Stefan Everts is retiring after this Grand Prix season
In a week's time, the World MX1 and MX2 Motocross Championships will
begin. Of course, the most interesting thing about the 2006 season is
the fact that the greatest Grand Prix rider of all time, Stefan Everts,
will retire at the end of the year. What this means for the sport is
that not only do we need to say goodbye to Everts, but we need to find
a replacement. Steve Ramon summed it up perfectly when he said,
"Finding a replacement for Stefan Everts is not going to be easy, if
So far, this preseason has seen Everts win five events in five starts,
12 moto wins from 14, and his confidence is sky high. With just 16 GPs
remaining in his career, Everts needs little in the way of motivation.
"I have never needed to find motivation," Everts says "It's just there,
inside me. I hate losing. I feel maybe better than ever with my
preparation. Many people have asked me if I am ready too early, but I
just feel really good. The big improvement for me is the bike. Out of
the starts, it's better, but I also feel like I can push better. I
don't need to get close to the edge to push."
For the Rinaldi Yamaha-mounted Everts, the final season of his career
is not something that has emotionally drained him; instead, he is
looking at it with pleasure. The rider we are seeing at the moment
might just be the best Stefan Everts we have ever seen.
Sebastien Tortelli returns to Europe for '06
"Many fans are coming to me, emotional, saying I shouldn't retire. It
has not hit me yet,” he admits. “I mean, I have had some emotional
moments. I don't think it matters where I end my career. I mean, I had
my biggest moment in my career in Ernee [France], winning the three
motos [in three classes on the same day in 2003], so I guess ending in
Ernee is a good place [this September], but for me, the final race of
my career will be a big memory for me anyway, so whether it be Ernee or
anywhere else, it does not matter. I have already heard from so many
people who are coming to Ernee, making their bookings, family and
friends. It's going to be a special day for me. I am not sure I can do
better this year than I have in the past.

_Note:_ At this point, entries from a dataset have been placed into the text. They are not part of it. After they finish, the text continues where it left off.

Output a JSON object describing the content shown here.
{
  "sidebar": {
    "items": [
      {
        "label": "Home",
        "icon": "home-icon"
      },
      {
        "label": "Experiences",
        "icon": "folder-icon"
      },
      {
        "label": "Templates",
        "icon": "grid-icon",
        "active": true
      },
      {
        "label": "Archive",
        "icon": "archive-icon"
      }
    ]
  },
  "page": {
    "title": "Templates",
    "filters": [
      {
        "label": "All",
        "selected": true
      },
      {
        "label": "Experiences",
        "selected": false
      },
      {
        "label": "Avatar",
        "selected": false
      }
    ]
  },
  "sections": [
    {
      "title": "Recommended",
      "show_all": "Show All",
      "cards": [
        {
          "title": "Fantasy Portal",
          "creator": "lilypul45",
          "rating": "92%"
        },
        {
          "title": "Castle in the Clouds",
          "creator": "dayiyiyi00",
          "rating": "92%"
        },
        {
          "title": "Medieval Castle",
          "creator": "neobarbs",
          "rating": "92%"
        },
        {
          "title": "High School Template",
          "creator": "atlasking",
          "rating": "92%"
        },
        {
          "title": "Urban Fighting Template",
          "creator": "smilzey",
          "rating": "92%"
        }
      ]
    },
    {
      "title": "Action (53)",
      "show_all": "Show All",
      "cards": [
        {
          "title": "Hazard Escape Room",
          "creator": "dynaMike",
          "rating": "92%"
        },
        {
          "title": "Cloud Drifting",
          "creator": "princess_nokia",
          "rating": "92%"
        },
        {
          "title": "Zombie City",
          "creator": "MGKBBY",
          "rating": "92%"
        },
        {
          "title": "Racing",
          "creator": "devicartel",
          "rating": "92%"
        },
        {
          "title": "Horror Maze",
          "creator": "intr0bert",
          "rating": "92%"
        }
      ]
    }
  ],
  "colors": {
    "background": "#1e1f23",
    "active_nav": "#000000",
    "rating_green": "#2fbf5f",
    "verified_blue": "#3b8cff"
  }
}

I mean, for me, 2003 can’t be
bettered, with so many moto wins in both MX1 and MX2, plus the triple
GP victory in Ernee."
Of course, there are many quality riders in the MX1 class this year:
Coppins, Tortelli, Pichon, Ramon, Strijbos, and De Dijcker. Any one of
these riders can be a future world champion, and any one of these
riders has the potential to reach for the stars, just as Stefan Everts
has done in the last 15 years.
Let's start with Josh Coppins, the 2005 series runner-up. There is not
doubt the CAS Honda rider holds the strongest position within the big
six. His speed in recent years has been better than ever. His desire
and will to win has also improved, and his confidence is at an all-time
high. In the preseason races, Coppins didn't push too hard, but he
showed enough to give the impression he will be hard to beat in some
races in ‘06.
Steve Ramon could be the next Everts
Of course, KTM team riders Tortelli and Pichon also have the speed to
match Everts, but do they have the luck? The preseason races saw both
battle with Everts at different moments, although they also spent some
time trying to get their orange bikes started. Mechanical problems have
often been a problem with the always-developing KTM team; let’s hope
this year their riders can fight for the title without having to come
back from a DNF here and there.
To me, the two biggest dark horses for GP glory are Suzuki's Steve
Ramon and Kevin Strijbos, both Belgians and both young enough to take
the sport to another level. As for talent, this is probably the most
talented pairing in the paddock, and the Suzuki machines have come a
long way in the last couple of years. Stijbos has beaten Everts in the
preseason, and at the opening round of the Belgian championship battled
hard with Stefan, eventually falling short as he struggled with
sickness. Ramon, well, we all know he is the next Stefan Everts; all we
need now is for him to know it! Even the great Everts himself feels
that Ramon has more talent than anyone else in the GP paddock: "In some
things he is even more talented than me—he can find lines like nobody
The final piece of the MX1 puzzle is the Belgian giant Ken de Dijcker
of the CAS Honda team. A year ago around the Zolder circuit, de Dijcker
shocked the world by finishing fourth. Twelve months later he is ready
to do it again. Known for his natural talent but lack of stamina, de
Dijcker has worked hard in the winter and is looking strong as the new
season begins. Don't be surprised to see him win a GP in 2006, and his
chances of finishing top three in the world are good. De Dijcker has
also worked hard with CAS team manager Neil Prince, and Prince was not
surprised when De Dijcker actually beat CAS lead rider Josh Coppins in
the opening round of the British MX1 championship.
"Ken is working hard,” Prince says. “He has found some changes in his
riding, and also in his condition. I think he will surprise a lot of
people with his improvement, and we already saw in England that he is
motivated to really rock the boat."
The Grand Prix season kicks off in Zolder, Belgium, next weekend.